__Provided data__.
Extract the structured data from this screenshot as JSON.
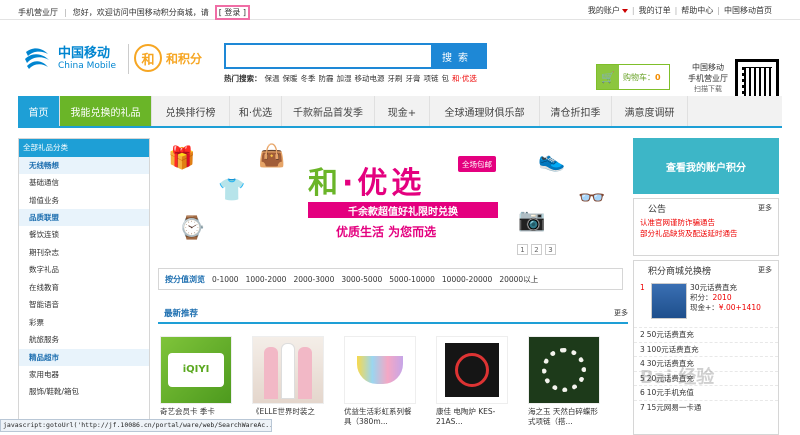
{
  "topbar": {
    "hall": "手机营业厅",
    "welcome": "您好，欢迎访问中国移动积分商城，请",
    "login": "登录",
    "account": "我的账户",
    "orders": "我的订单",
    "help": "帮助中心",
    "cmhome": "中国移动首页"
  },
  "logo": {
    "cn": "中国移动",
    "en": "China Mobile",
    "hjf": "和积分"
  },
  "search": {
    "button": "搜索",
    "hot_label": "热门搜索：",
    "hot": [
      "保温",
      "保暖",
      "冬季",
      "防霾",
      "加湿",
      "移动电源",
      "牙刷",
      "牙膏",
      "项链",
      "包"
    ],
    "hot_highlight": "和·优选"
  },
  "cart": {
    "label": "购物车：",
    "count": "0"
  },
  "app": {
    "line1": "中国移动",
    "line2": "手机营业厅",
    "line3": "扫描下载"
  },
  "nav": [
    "首页",
    "我能兑换的礼品",
    "兑换排行榜",
    "和·优选",
    "千款新品首发季",
    "现金+",
    "全球通理财俱乐部",
    "清仓折扣季",
    "满意度调研"
  ],
  "sidebar": {
    "head": "全部礼品分类",
    "groups": [
      {
        "title": "无线畅想",
        "items": [
          "基础通信",
          "增值业务"
        ]
      },
      {
        "title": "品质联盟",
        "items": [
          "餐饮连锁",
          "期刊杂志",
          "数字礼品",
          "在线教育",
          "智能语音",
          "彩票",
          "航旅服务"
        ]
      },
      {
        "title": "精品超市",
        "items": [
          "家用电器",
          "服饰/鞋靴/箱包"
        ]
      }
    ]
  },
  "banner": {
    "title_a": "和",
    "title_dot": "·",
    "title_b": "优选",
    "tag": "全场包邮",
    "ribbon": "千余款超值好礼限时兑换",
    "sub": "优质生活 为您而选",
    "pages": [
      "1",
      "2",
      "3"
    ]
  },
  "filter": {
    "label": "按分值浏览",
    "ranges": [
      "0-1000",
      "1000-2000",
      "2000-3000",
      "3000-5000",
      "5000-10000",
      "10000-20000",
      "20000以上"
    ]
  },
  "recommend": {
    "title": "最新推荐",
    "more": "更多"
  },
  "products": [
    {
      "name": "奇艺会员卡 季卡"
    },
    {
      "name": "《ELLE世界时装之"
    },
    {
      "name": "优益生活彩虹系列餐具（380m..."
    },
    {
      "name": "康佳 电陶炉 KES-21AS..."
    },
    {
      "name": "海之玉 天然白碎蝶形式项链（搭..."
    }
  ],
  "right": {
    "account_btn": "查看我的账户积分",
    "notice_title": "公告",
    "notice_more": "更多",
    "notices": [
      "认准官网谨防诈骗通告",
      "部分礼品缺货及配送延时通告"
    ],
    "rank_title": "积分商城兑换榜",
    "rank_more": "更多",
    "rank_first": {
      "no": "1",
      "name": "30元话费直充",
      "points_label": "积分：",
      "points": "2010",
      "cash_label": "现金+：",
      "cash": "¥.00+1410"
    },
    "rank_rows": [
      {
        "no": "2",
        "name": "50元话费直充"
      },
      {
        "no": "3",
        "name": "100元话费直充"
      },
      {
        "no": "4",
        "name": "30元话费直充"
      },
      {
        "no": "5",
        "name": "20元话费直充"
      },
      {
        "no": "6",
        "name": "10元手机充值"
      },
      {
        "no": "7",
        "name": "15元网易一卡通"
      }
    ]
  },
  "statusbar": "javascript:gotoUrl('http://jf.10086.cn/portal/ware/web/SearchWareAc...",
  "watermark": "Bai 经验"
}
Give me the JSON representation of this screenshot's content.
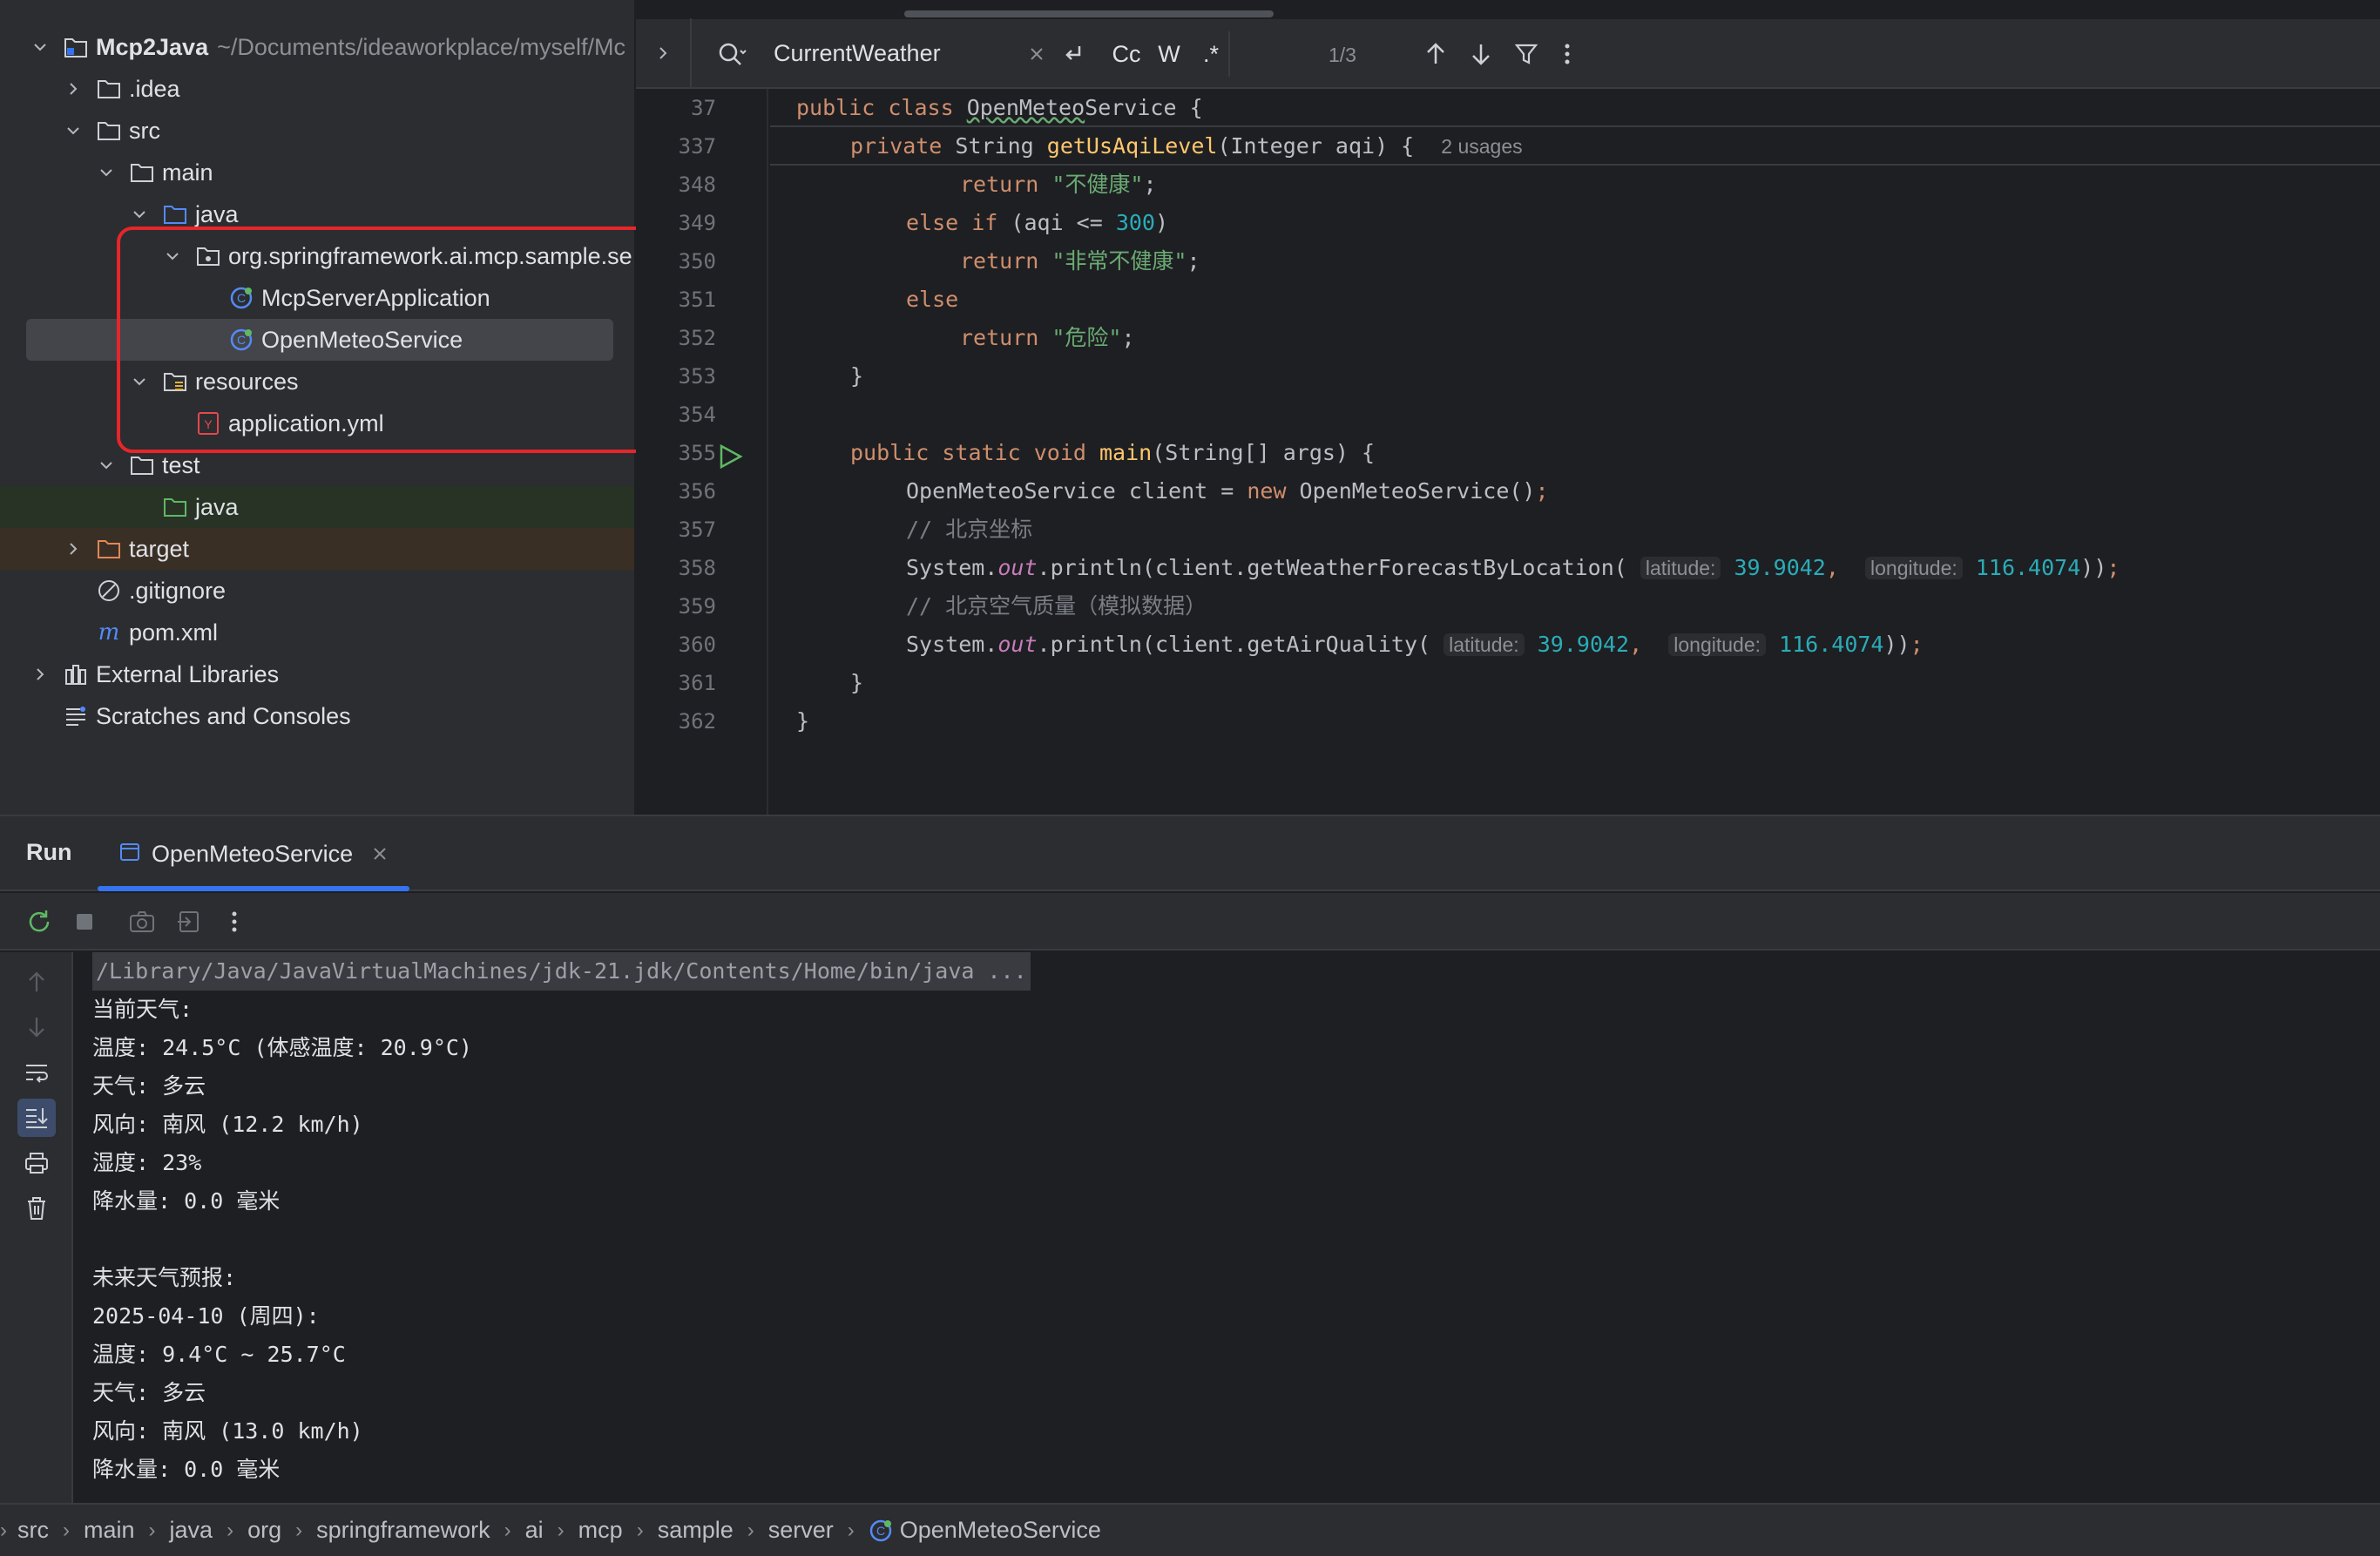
{
  "project": {
    "root": {
      "name": "Mcp2Java",
      "path": "~/Documents/ideaworkplace/myself/Mc"
    },
    "items": [
      {
        "label": ".idea"
      },
      {
        "label": "src"
      },
      {
        "label": "main"
      },
      {
        "label": "java"
      },
      {
        "label": "org.springframework.ai.mcp.sample.se"
      },
      {
        "label": "McpServerApplication"
      },
      {
        "label": "OpenMeteoService"
      },
      {
        "label": "resources"
      },
      {
        "label": "application.yml"
      },
      {
        "label": "test"
      },
      {
        "label": "java"
      },
      {
        "label": "target"
      },
      {
        "label": ".gitignore"
      },
      {
        "label": "pom.xml"
      },
      {
        "label": "External Libraries"
      },
      {
        "label": "Scratches and Consoles"
      }
    ]
  },
  "find": {
    "query": "CurrentWeather",
    "case_label": "Cc",
    "word_label": "W",
    "regex_label": ".*",
    "count": "1/3"
  },
  "code": {
    "line_numbers": [
      "37",
      "337",
      "348",
      "349",
      "350",
      "351",
      "352",
      "353",
      "354",
      "355",
      "356",
      "357",
      "358",
      "359",
      "360",
      "361",
      "362"
    ],
    "usages": "2 usages",
    "strings": {
      "unhealthy": "\"不健康\"",
      "very_unhealthy": "\"非常不健康\"",
      "hazardous": "\"危险\""
    },
    "comments": {
      "beijing_coords": "// 北京坐标",
      "beijing_air": "// 北京空气质量（模拟数据）"
    },
    "hints": {
      "latitude": "latitude:",
      "longitude": "longitude:"
    },
    "numbers": {
      "aqi_limit": "300",
      "lat": "39.9042",
      "lon": "116.4074"
    }
  },
  "run": {
    "title": "Run",
    "tab_label": "OpenMeteoService",
    "output": [
      "/Library/Java/JavaVirtualMachines/jdk-21.jdk/Contents/Home/bin/java ...",
      "当前天气:",
      "温度: 24.5°C (体感温度: 20.9°C)",
      "天气: 多云",
      "风向: 南风 (12.2 km/h)",
      "湿度: 23%",
      "降水量: 0.0 毫米",
      "",
      "未来天气预报:",
      "2025-04-10 (周四):",
      "温度: 9.4°C ~ 25.7°C",
      "天气: 多云",
      "风向: 南风 (13.0 km/h)",
      "降水量: 0.0 毫米"
    ]
  },
  "breadcrumbs": [
    "src",
    "main",
    "java",
    "org",
    "springframework",
    "ai",
    "mcp",
    "sample",
    "server",
    "OpenMeteoService"
  ],
  "colors": {
    "accent": "#3574f0",
    "highlight_box": "#e5262a",
    "run_green": "#5fb865"
  }
}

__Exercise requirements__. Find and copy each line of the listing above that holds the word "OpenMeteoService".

__Task solution__.
        "label": "OpenMeteoService"
    "tab_label": "OpenMeteoService",
    "OpenMeteoService"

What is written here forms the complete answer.